Dec 19 2018
WASHINGTON – U.S. Sen. Mark R. Warner (D-VA) today cast his vote in support of bipartisan legislation that would reform the federal criminal justice system.
“While this measure is not a cure-all for the problems that plague our criminal justice system, this is an overdue step to improve a system that still imprisons too many people – particularly people of color – for committing nonviolent crimes. Instead, this bill will allow law enforcement to redirect taxpayer resources toward catching and punishing dangerous and violent criminals,” said Sen. Warner.
The First Step Act, a bipartisan bill to lower the recidivism rate and reduce sentences for certain nonviolent offenders, tonight passed the Senate in an overwhelmingly bipartisan vote. The compromise legislation has support from a broad range of Democrats and Republicans, including President Trump, and has been endorsed by a number of law enforcement groups, including the Fraternal Order of Police (the nation’s largest police group), as well as the National District Attorneys Association, the American Bar Association, and the National Governors Association.

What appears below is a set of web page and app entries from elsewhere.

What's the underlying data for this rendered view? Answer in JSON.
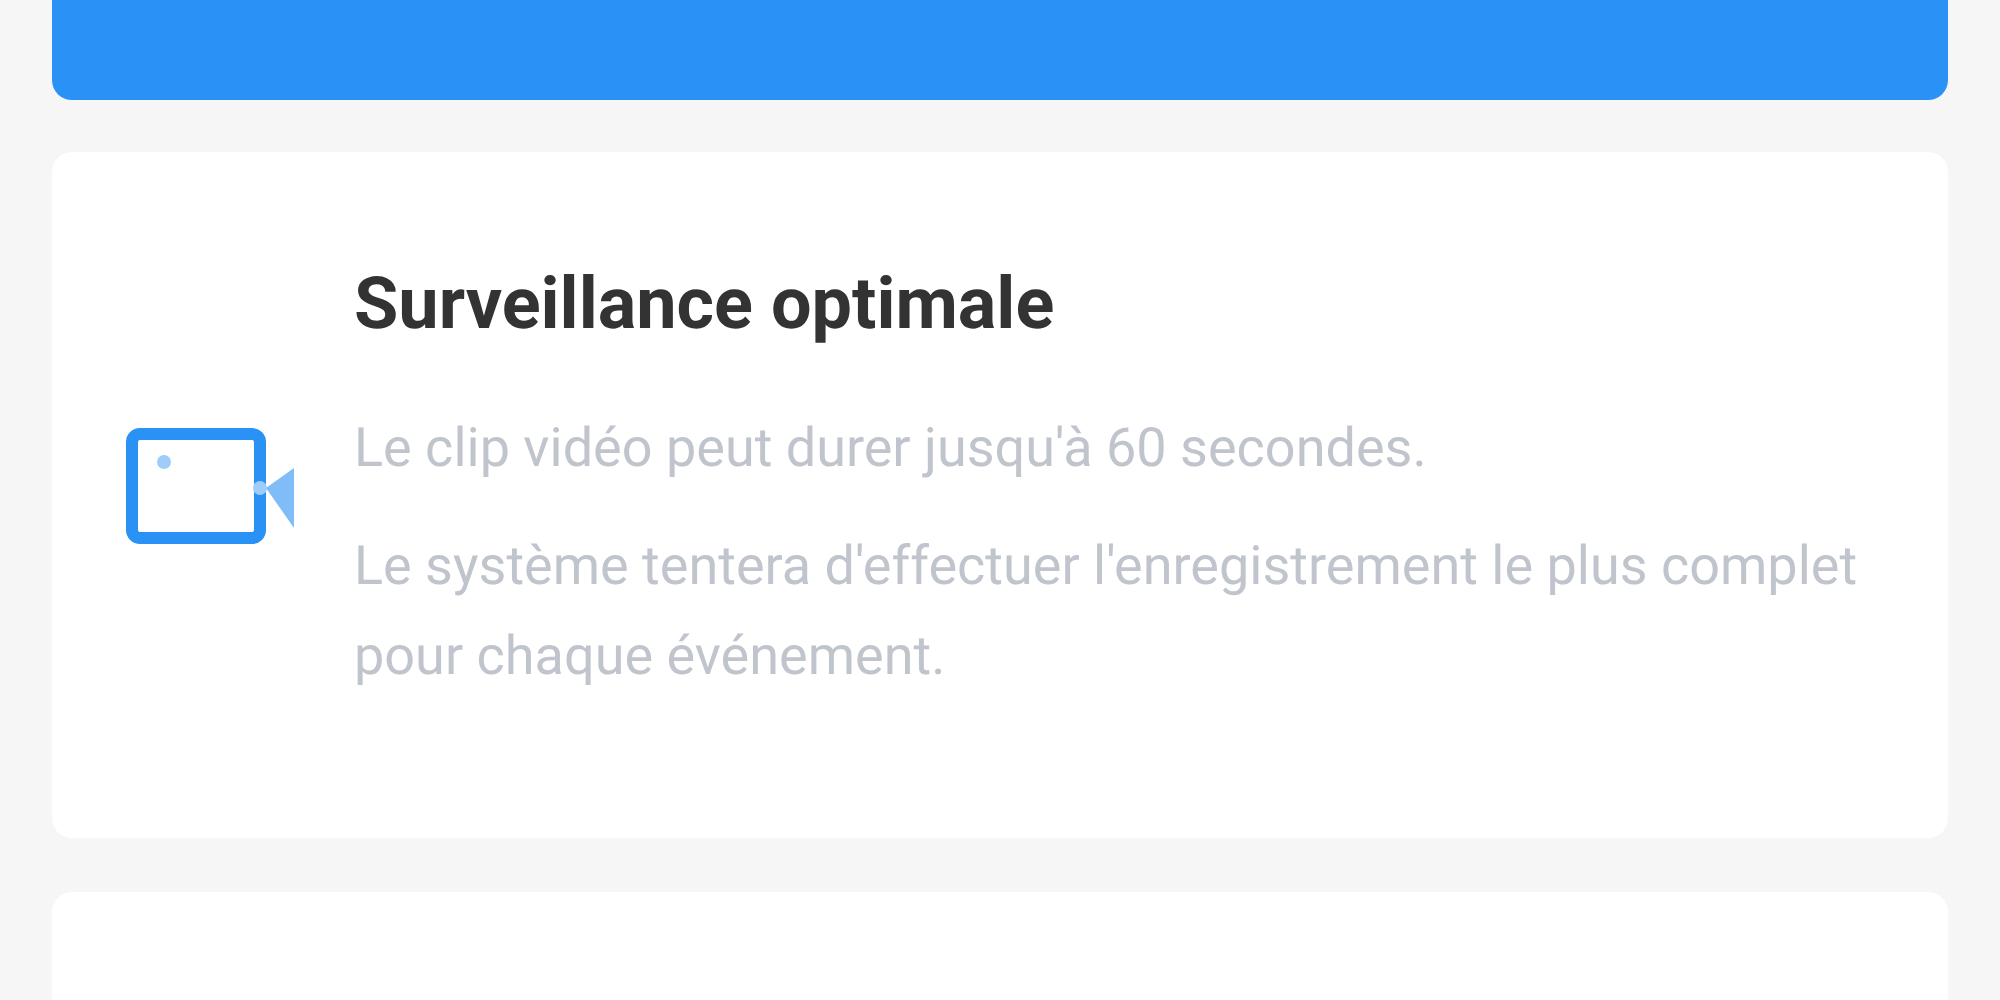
{
  "card": {
    "title": "Surveillance optimale",
    "lines": [
      "Le clip vidéo peut durer jusqu'à 60 secondes.",
      "Le système tentera d'effectuer l'enregistrement le plus complet pour chaque événement."
    ]
  }
}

Some of the changes included the First Step Act include:
- Under the bill, offenders who are deemed to be at low risk to commit more crimes will be given incentives to reduce their sentences and access to evidence-based programs (like drug treatment) to better prepare them to return to their neighborhoods and become productive members of the community.

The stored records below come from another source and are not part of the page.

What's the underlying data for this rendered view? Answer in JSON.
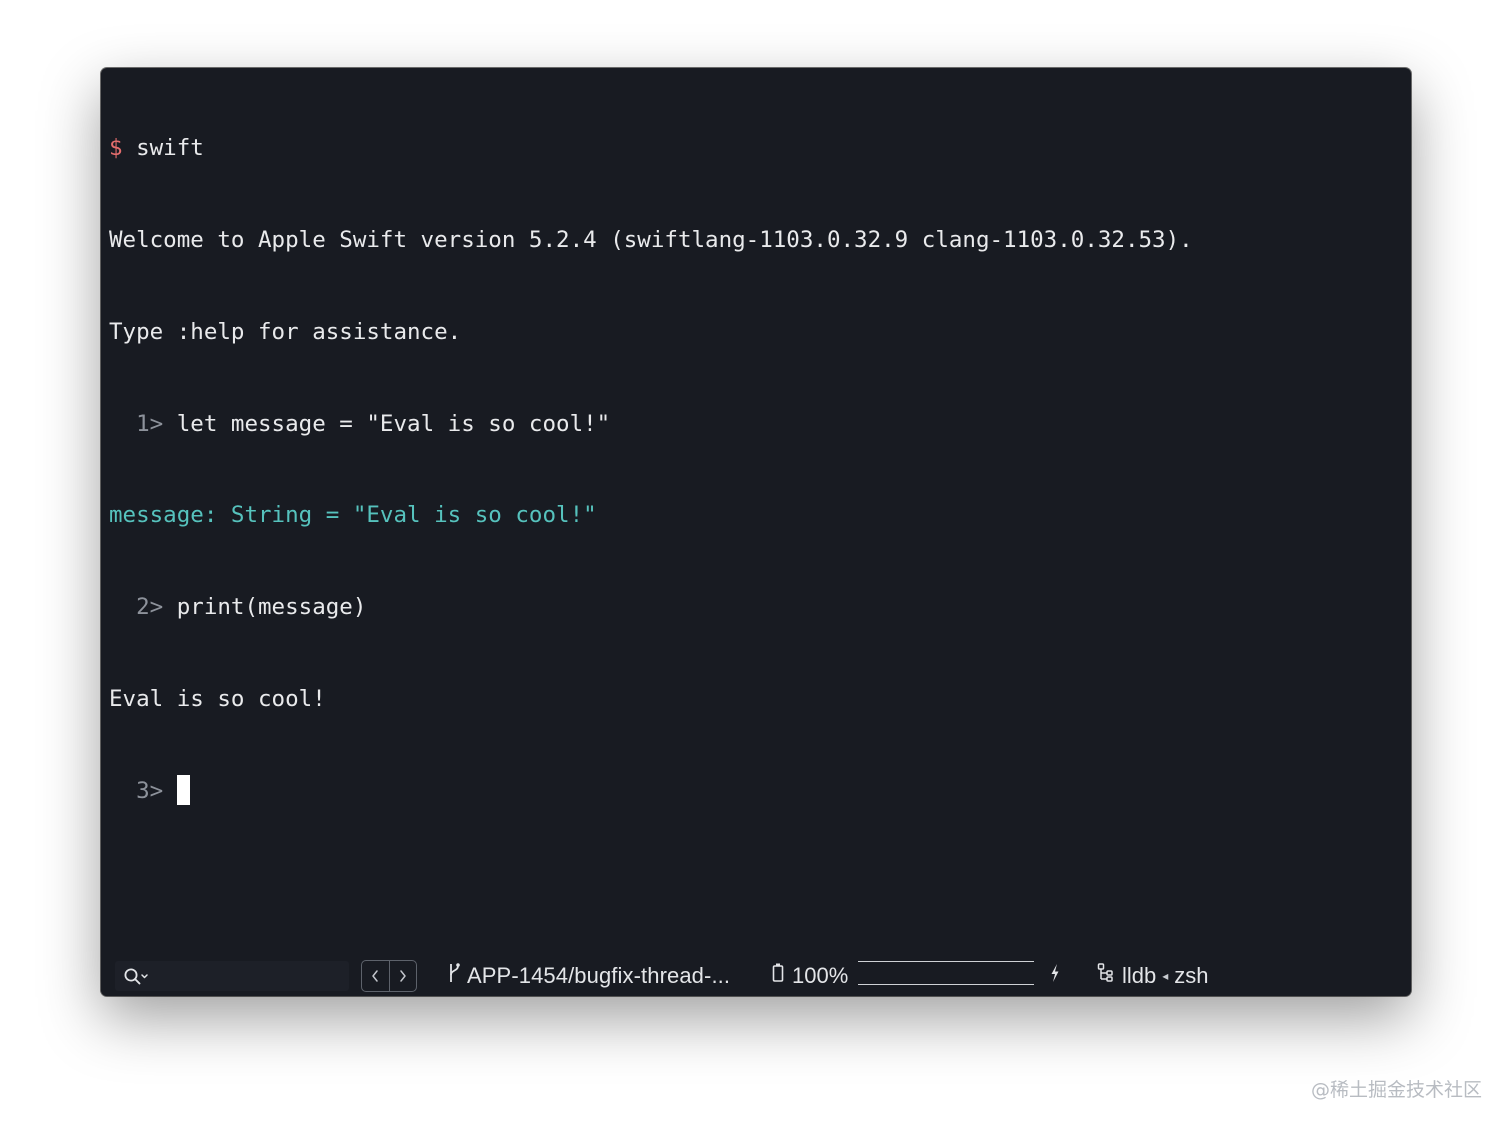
{
  "terminal": {
    "lines": [
      {
        "prompt": "$",
        "text": " swift"
      },
      {
        "text": "Welcome to Apple Swift version 5.2.4 (swiftlang-1103.0.32.9 clang-1103.0.32.53)."
      },
      {
        "text": "Type :help for assistance."
      },
      {
        "prompt": "  1>",
        "text": " let message = \"Eval is so cool!\""
      },
      {
        "text": "message: String = \"Eval is so cool!\""
      },
      {
        "prompt": "  2>",
        "text": " print(message)"
      },
      {
        "text": "Eval is so cool!"
      },
      {
        "prompt": "  3>",
        "text": " "
      }
    ]
  },
  "statusbar": {
    "search_icon": "search-icon",
    "back_icon": "chevron-left-icon",
    "forward_icon": "chevron-right-icon",
    "branch_icon": "git-branch-icon",
    "branch": "APP-1454/bugfix-thread-...",
    "battery_icon": "battery-icon",
    "battery": "100%",
    "battery_level": 1.0,
    "bolt_icon": "charging-bolt-icon",
    "session_icon": "process-tree-icon",
    "session_left": "lldb",
    "session_sep": "◂",
    "session_right": "zsh"
  },
  "watermark": "@稀土掘金技术社区",
  "colors": {
    "background": "#181b22",
    "prompt_dollar": "#e36d6d",
    "output_teal": "#56c2bd",
    "dim_prompt": "#8d929b"
  }
}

- The bill also contains a number of sentencing reforms: for instance, it gives federal judges more discretion in sentencing low-level non-violent offenders who cooperate with the government, so that the sentence truly fits the crime. It also reduces some mandatory minimums, and makes sure that only repeat offenders are subjected to the harshest forms of sentencing, as Congress intended.
- And for a long time, the law disproportionately targeted African Americans by punishing possession of crack cocaine at a much higher level than powder cocaine. Under this bill, those who are serving sentences under those old, outdated federal laws can petition for sentence reductions – if they have a record of good behavior, and meet other qualifications.
The legislation now heads to the House of Representatives, which earlier this year passed a similar bill in a broad bipartisan vote.